**Problem description**
Narrow the data below down to the lines containing "mention".

(Component data from apps and pages)
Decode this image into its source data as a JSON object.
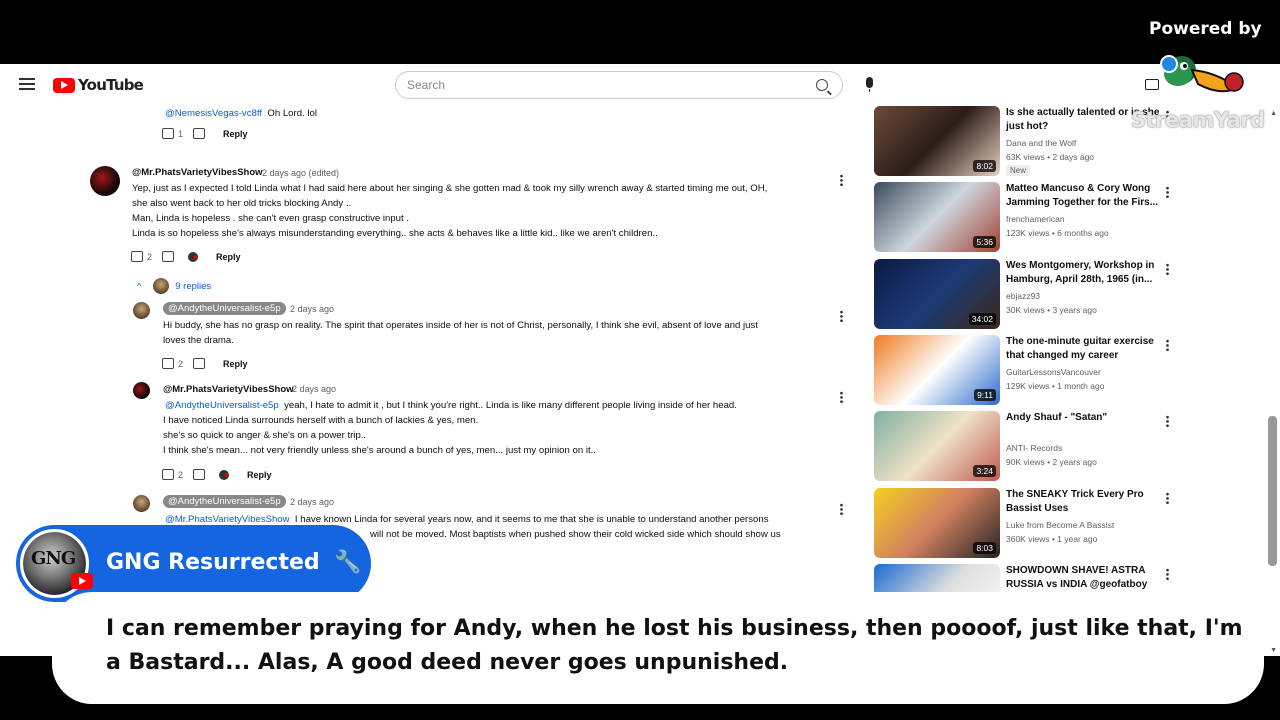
{
  "overlay": {
    "powered_by": "Powered by",
    "streamyard_text": "StreamYard",
    "channel_name": "GNG Resurrected",
    "channel_avatar_text": "GNG",
    "caption": "I can remember praying for Andy, when he lost his business, then poooof, just like that, I'm a Bastard... Alas, A good deed never goes unpunished."
  },
  "header": {
    "logo_text": "YouTube",
    "search_placeholder": "Search"
  },
  "comments": {
    "top_reply": {
      "mention": "@NemesisVegas-vc8ff",
      "text": "Oh Lord. lol",
      "likes": "1",
      "reply_label": "Reply"
    },
    "main": {
      "author": "@Mr.PhatsVarietyVibesShow",
      "time": "2 days ago (edited)",
      "lines": [
        "Yep, just as I expected I told Linda what I had said here about her singing & she gotten mad & took my silly wrench away & started timing me out, OH,",
        "she also went back to her old tricks blocking Andy ..",
        "Man, Linda is hopeless . she can't even grasp constructive input .",
        "Linda is so hopeless she's always misunderstanding everything.. she acts & behaves like a little kid.. like we aren't children.."
      ],
      "likes": "2",
      "reply_label": "Reply",
      "replies_count": "9 replies"
    },
    "reply1": {
      "author": "@AndytheUniversalist-e5p",
      "time": "2 days ago",
      "lines": [
        "Hi buddy, she has no grasp on reality. The spirit that operates inside of her is not of Christ, personally, I think she evil, absent of love and just",
        "loves the drama."
      ],
      "likes": "2",
      "reply_label": "Reply"
    },
    "reply2": {
      "author": "@Mr.PhatsVarietyVibesShow",
      "time": "2 days ago",
      "mention": "@AndytheUniversalist-e5p",
      "first_text": "yeah, I hate to admit it , but I think you're right.. Linda is like many different people living inside of her head.",
      "lines": [
        "I have noticed Linda surrounds herself with a bunch of lackies & yes, men.",
        "she's so quick to anger & she's on a power trip..",
        "I think she's mean... not very friendly unless she's around a bunch of yes, men... just my opinion on it.."
      ],
      "likes": "2",
      "reply_label": "Reply"
    },
    "reply3": {
      "author": "@AndytheUniversalist-e5p",
      "time": "2 days ago",
      "mention": "@Mr.PhatsVarietyVibesShow",
      "first_text": "I have known Linda for several years now, and it seems to me that she is unable to understand another persons",
      "second_text": "will not be moved. Most baptists when pushed show their cold wicked side which should show us"
    }
  },
  "sidebar": {
    "videos": [
      {
        "title": "Is she actually talented or is she just hot?",
        "channel": "Dana and the Wolf",
        "meta": "63K views • 2 days ago",
        "badge": "New",
        "duration": "8:02",
        "thumb_colors": [
          "#6e4a3a",
          "#e8d2c0",
          "#2b1d18"
        ]
      },
      {
        "title": "Matteo Mancuso & Cory Wong Jamming Together for the Firs...",
        "channel": "frenchamerican",
        "meta": "123K views • 6 months ago",
        "duration": "5:36",
        "thumb_colors": [
          "#3a4a5a",
          "#a04030",
          "#cfd6de"
        ]
      },
      {
        "title": "Wes Montgomery, Workshop in Hamburg, April 28th, 1965 (in...",
        "channel": "ebjazz93",
        "meta": "30K views • 3 years ago",
        "duration": "34:02",
        "thumb_colors": [
          "#0b1a40",
          "#3b2818",
          "#1c3a78"
        ]
      },
      {
        "title": "The one-minute guitar exercise that changed my career",
        "channel": "GuitarLessonsVancouver",
        "meta": "129K views • 1 month ago",
        "duration": "9:11",
        "thumb_colors": [
          "#f07a20",
          "#2a6acc",
          "#ffffff"
        ]
      },
      {
        "title": "Andy Shauf - \"Satan\"",
        "channel": "ANTI- Records",
        "meta": "90K views • 2 years ago",
        "duration": "3:24",
        "thumb_colors": [
          "#7fb0a0",
          "#c05a50",
          "#f0e2c8"
        ]
      },
      {
        "title": "The SNEAKY Trick Every Pro Bassist Uses",
        "channel": "Luke from Become A Bassist",
        "meta": "360K views • 1 year ago",
        "duration": "8:03",
        "thumb_colors": [
          "#f5d020",
          "#222222",
          "#d08060"
        ]
      },
      {
        "title": "SHOWDOWN SHAVE! ASTRA RUSSIA vs INDIA @geofatboy",
        "channel": "",
        "meta": "",
        "duration": "",
        "thumb_colors": [
          "#1a6ad0",
          "#ffffff",
          "#e0e0e0"
        ]
      }
    ]
  },
  "colors": {
    "youtube_red": "#ff0000",
    "channel_badge": "#1565e0",
    "mention": "#065fd4"
  }
}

**Expected answer**
      "mention": "@NemesisVegas-vc8ff",
      "mention": "@AndytheUniversalist-e5p",
      "mention": "@Mr.PhatsVarietyVibesShow",
    "mention": "#065fd4"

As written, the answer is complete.